Entries from a dataset of interfaces:
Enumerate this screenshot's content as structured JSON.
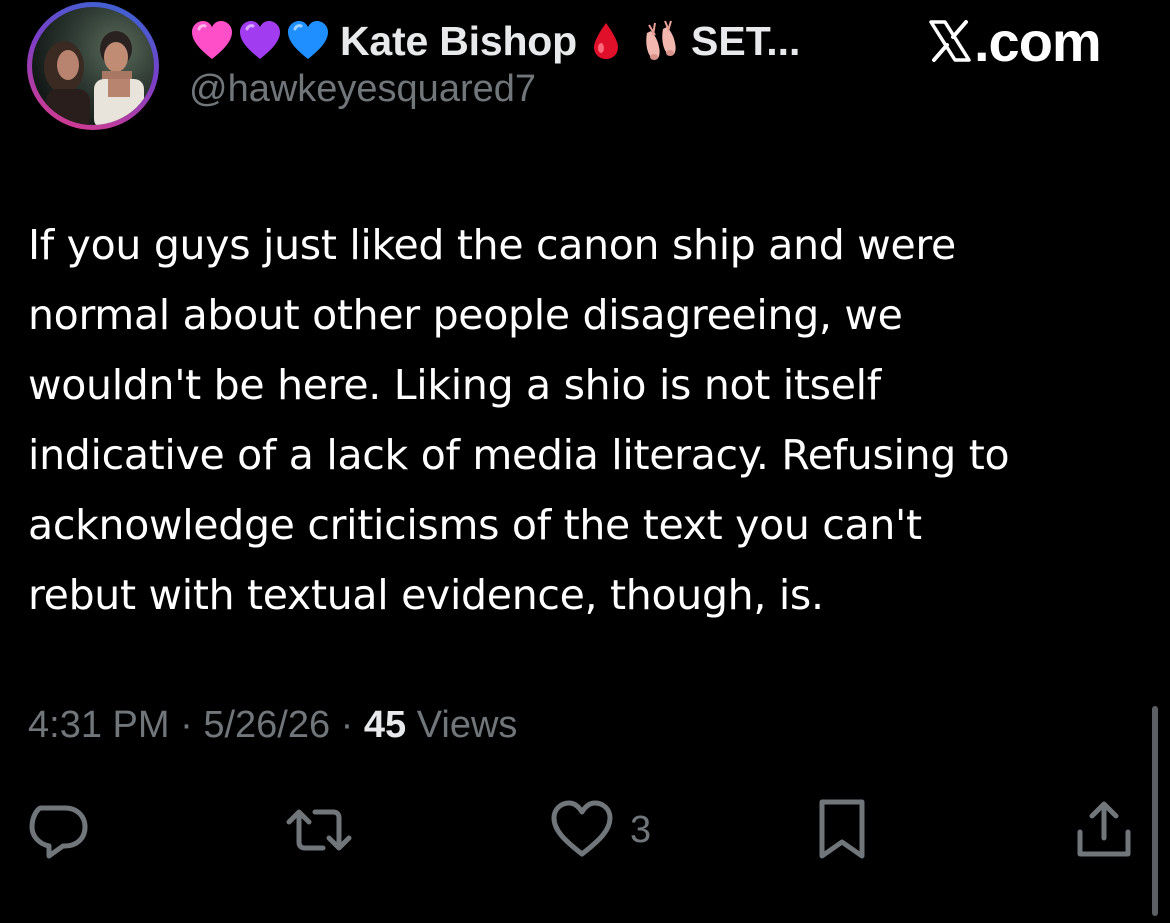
{
  "author": {
    "display_name": "Kate Bishop",
    "name_suffix": "SET...",
    "handle": "@hawkeyesquared7",
    "emoji_icons": [
      "pink-heart-icon",
      "purple-heart-icon",
      "blue-heart-icon",
      "drop-of-blood-icon",
      "ballet-shoes-icon"
    ]
  },
  "brand": {
    "logo_text": ".com"
  },
  "tweet": {
    "lines": [
      "If you guys just liked the canon ship and were",
      "normal about other people disagreeing, we",
      "wouldn't be here. Liking a shio is not itself",
      "indicative of a lack of media literacy. Refusing to",
      "acknowledge criticisms of the text you can't",
      "rebut with textual evidence, though, is."
    ]
  },
  "meta": {
    "time": "4:31 PM",
    "separator": "·",
    "date": "5/26/26",
    "views_count": "45",
    "views_label": "Views"
  },
  "actions": {
    "like_count": "3"
  },
  "colors": {
    "background": "#000000",
    "text_primary": "#ffffff",
    "text_secondary": "#71767b",
    "pink_heart": "#ff4fc8",
    "purple_heart": "#a23cf0",
    "blue_heart": "#1f8fff",
    "drop_red": "#e0102a"
  }
}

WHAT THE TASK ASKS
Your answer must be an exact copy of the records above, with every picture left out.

RESPONSE TO THE TASK
Enumerate this screenshot's content as structured JSON.
{
  "author": {
    "display_name": "Kate Bishop",
    "name_suffix": "SET...",
    "handle": "@hawkeyesquared7",
    "emoji_icons": [
      "pink-heart-icon",
      "purple-heart-icon",
      "blue-heart-icon",
      "drop-of-blood-icon",
      "ballet-shoes-icon"
    ]
  },
  "brand": {
    "logo_text": ".com"
  },
  "tweet": {
    "lines": [
      "If you guys just liked the canon ship and were",
      "normal about other people disagreeing, we",
      "wouldn't be here. Liking a shio is not itself",
      "indicative of a lack of media literacy. Refusing to",
      "acknowledge criticisms of the text you can't",
      "rebut with textual evidence, though, is."
    ]
  },
  "meta": {
    "time": "4:31 PM",
    "separator": "·",
    "date": "5/26/26",
    "views_count": "45",
    "views_label": "Views"
  },
  "actions": {
    "like_count": "3"
  },
  "colors": {
    "background": "#000000",
    "text_primary": "#ffffff",
    "text_secondary": "#71767b",
    "pink_heart": "#ff4fc8",
    "purple_heart": "#a23cf0",
    "blue_heart": "#1f8fff",
    "drop_red": "#e0102a"
  }
}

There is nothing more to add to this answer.